### Material for this exercise
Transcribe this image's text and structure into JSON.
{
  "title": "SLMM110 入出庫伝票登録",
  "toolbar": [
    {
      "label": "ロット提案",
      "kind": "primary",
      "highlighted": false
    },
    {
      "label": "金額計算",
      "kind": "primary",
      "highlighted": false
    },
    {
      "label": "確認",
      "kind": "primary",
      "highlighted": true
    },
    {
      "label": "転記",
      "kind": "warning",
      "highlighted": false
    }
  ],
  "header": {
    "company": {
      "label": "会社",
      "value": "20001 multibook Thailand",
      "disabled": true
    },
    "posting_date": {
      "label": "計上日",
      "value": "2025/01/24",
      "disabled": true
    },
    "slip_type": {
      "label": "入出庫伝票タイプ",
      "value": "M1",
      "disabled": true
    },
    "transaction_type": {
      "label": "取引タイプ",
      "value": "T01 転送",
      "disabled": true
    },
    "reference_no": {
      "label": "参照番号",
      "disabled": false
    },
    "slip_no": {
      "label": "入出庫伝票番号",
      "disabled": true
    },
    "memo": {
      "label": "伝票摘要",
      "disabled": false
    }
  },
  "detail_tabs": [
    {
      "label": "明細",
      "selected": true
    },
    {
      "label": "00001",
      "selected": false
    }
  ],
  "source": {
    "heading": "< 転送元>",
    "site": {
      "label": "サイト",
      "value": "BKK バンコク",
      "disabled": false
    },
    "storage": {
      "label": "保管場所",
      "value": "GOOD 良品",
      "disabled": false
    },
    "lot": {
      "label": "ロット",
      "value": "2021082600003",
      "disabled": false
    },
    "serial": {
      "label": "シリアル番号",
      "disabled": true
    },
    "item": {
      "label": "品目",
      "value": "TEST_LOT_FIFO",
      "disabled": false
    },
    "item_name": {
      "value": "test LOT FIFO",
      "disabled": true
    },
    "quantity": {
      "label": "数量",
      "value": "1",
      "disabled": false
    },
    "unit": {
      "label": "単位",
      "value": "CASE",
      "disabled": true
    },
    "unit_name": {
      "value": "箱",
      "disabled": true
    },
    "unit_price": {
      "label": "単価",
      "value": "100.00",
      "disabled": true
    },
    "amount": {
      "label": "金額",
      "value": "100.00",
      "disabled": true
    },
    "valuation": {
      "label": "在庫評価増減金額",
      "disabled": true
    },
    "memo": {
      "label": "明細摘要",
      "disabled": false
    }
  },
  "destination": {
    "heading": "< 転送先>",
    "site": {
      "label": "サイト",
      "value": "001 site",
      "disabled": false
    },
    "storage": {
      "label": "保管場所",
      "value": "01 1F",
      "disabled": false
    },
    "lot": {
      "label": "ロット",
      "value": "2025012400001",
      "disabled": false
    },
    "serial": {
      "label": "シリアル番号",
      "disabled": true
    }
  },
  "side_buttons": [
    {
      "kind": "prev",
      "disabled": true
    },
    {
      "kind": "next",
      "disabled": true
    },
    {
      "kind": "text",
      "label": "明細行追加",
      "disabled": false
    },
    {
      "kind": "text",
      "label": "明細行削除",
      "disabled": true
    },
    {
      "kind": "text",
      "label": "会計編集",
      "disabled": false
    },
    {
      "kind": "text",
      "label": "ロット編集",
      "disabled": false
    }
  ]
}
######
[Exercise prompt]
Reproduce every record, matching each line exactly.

[Task answer]
Transcribe this image's text and structure into JSON.
{
  "title": "SLMM110 入出庫伝票登録",
  "toolbar": [
    {
      "label": "ロット提案",
      "kind": "primary",
      "highlighted": false
    },
    {
      "label": "金額計算",
      "kind": "primary",
      "highlighted": false
    },
    {
      "label": "確認",
      "kind": "primary",
      "highlighted": true
    },
    {
      "label": "転記",
      "kind": "warning",
      "highlighted": false
    }
  ],
  "header": {
    "company": {
      "label": "会社",
      "value": "20001 multibook Thailand",
      "disabled": true
    },
    "posting_date": {
      "label": "計上日",
      "value": "2025/01/24",
      "disabled": true
    },
    "slip_type": {
      "label": "入出庫伝票タイプ",
      "value": "M1",
      "disabled": true
    },
    "transaction_type": {
      "label": "取引タイプ",
      "value": "T01 転送",
      "disabled": true
    },
    "reference_no": {
      "label": "参照番号",
      "disabled": false
    },
    "slip_no": {
      "label": "入出庫伝票番号",
      "disabled": true
    },
    "memo": {
      "label": "伝票摘要",
      "disabled": false
    }
  },
  "detail_tabs": [
    {
      "label": "明細",
      "selected": true
    },
    {
      "label": "00001",
      "selected": false
    }
  ],
  "source": {
    "heading": "< 転送元>",
    "site": {
      "label": "サイト",
      "value": "BKK バンコク",
      "disabled": false
    },
    "storage": {
      "label": "保管場所",
      "value": "GOOD 良品",
      "disabled": false
    },
    "lot": {
      "label": "ロット",
      "value": "2021082600003",
      "disabled": false
    },
    "serial": {
      "label": "シリアル番号",
      "disabled": true
    },
    "item": {
      "label": "品目",
      "value": "TEST_LOT_FIFO",
      "disabled": false
    },
    "item_name": {
      "value": "test LOT FIFO",
      "disabled": true
    },
    "quantity": {
      "label": "数量",
      "value": "1",
      "disabled": false
    },
    "unit": {
      "label": "単位",
      "value": "CASE",
      "disabled": true
    },
    "unit_name": {
      "value": "箱",
      "disabled": true
    },
    "unit_price": {
      "label": "単価",
      "value": "100.00",
      "disabled": true
    },
    "amount": {
      "label": "金額",
      "value": "100.00",
      "disabled": true
    },
    "valuation": {
      "label": "在庫評価増減金額",
      "disabled": true
    },
    "memo": {
      "label": "明細摘要",
      "disabled": false
    }
  },
  "destination": {
    "heading": "< 転送先>",
    "site": {
      "label": "サイト",
      "value": "001 site",
      "disabled": false
    },
    "storage": {
      "label": "保管場所",
      "value": "01 1F",
      "disabled": false
    },
    "lot": {
      "label": "ロット",
      "value": "2025012400001",
      "disabled": false
    },
    "serial": {
      "label": "シリアル番号",
      "disabled": true
    }
  },
  "side_buttons": [
    {
      "kind": "prev",
      "disabled": true
    },
    {
      "kind": "next",
      "disabled": true
    },
    {
      "kind": "text",
      "label": "明細行追加",
      "disabled": false
    },
    {
      "kind": "text",
      "label": "明細行削除",
      "disabled": true
    },
    {
      "kind": "text",
      "label": "会計編集",
      "disabled": false
    },
    {
      "kind": "text",
      "label": "ロット編集",
      "disabled": false
    }
  ]
}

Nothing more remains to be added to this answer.